The problem — Keep every line in which "heading" occurs and drop the rest of the data.
··· Material provided ···
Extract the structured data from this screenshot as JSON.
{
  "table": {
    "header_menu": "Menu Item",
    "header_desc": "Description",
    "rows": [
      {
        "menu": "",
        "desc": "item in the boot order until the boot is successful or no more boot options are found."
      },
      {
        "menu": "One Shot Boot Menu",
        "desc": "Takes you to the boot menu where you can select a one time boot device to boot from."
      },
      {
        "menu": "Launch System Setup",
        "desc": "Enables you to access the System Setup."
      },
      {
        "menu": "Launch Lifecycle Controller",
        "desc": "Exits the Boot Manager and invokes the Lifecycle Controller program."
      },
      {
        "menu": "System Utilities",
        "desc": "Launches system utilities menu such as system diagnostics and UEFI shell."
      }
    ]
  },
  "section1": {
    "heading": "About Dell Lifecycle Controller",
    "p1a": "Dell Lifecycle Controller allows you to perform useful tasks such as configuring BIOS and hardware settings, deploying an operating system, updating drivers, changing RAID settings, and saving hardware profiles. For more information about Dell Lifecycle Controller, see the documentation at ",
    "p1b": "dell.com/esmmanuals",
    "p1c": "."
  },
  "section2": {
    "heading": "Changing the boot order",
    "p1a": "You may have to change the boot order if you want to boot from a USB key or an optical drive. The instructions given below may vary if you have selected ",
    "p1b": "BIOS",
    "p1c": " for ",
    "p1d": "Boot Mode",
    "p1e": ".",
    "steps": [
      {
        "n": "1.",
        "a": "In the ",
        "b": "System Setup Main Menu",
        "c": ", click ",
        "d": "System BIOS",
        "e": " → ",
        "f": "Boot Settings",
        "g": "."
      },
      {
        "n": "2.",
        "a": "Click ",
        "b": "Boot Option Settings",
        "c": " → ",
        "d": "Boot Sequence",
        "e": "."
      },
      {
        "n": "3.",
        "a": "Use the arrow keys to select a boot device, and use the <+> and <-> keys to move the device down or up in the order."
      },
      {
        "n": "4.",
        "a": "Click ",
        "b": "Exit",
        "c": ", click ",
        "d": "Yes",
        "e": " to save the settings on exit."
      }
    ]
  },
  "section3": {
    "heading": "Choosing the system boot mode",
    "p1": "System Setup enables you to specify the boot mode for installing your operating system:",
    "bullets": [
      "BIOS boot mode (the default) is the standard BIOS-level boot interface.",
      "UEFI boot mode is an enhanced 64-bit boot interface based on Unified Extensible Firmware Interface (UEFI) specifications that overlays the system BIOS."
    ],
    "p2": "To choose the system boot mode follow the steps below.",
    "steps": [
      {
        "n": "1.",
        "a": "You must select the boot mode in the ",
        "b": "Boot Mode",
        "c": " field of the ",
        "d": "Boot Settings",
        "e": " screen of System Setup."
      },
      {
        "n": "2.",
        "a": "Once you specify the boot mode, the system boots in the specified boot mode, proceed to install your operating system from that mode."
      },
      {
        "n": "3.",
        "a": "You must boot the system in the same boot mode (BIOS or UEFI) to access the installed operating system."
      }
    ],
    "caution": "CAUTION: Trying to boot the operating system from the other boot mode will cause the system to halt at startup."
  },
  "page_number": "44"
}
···
Response to this task —
    "heading": "About Dell Lifecycle Controller",
    "heading": "Changing the boot order",
    "heading": "Choosing the system boot mode",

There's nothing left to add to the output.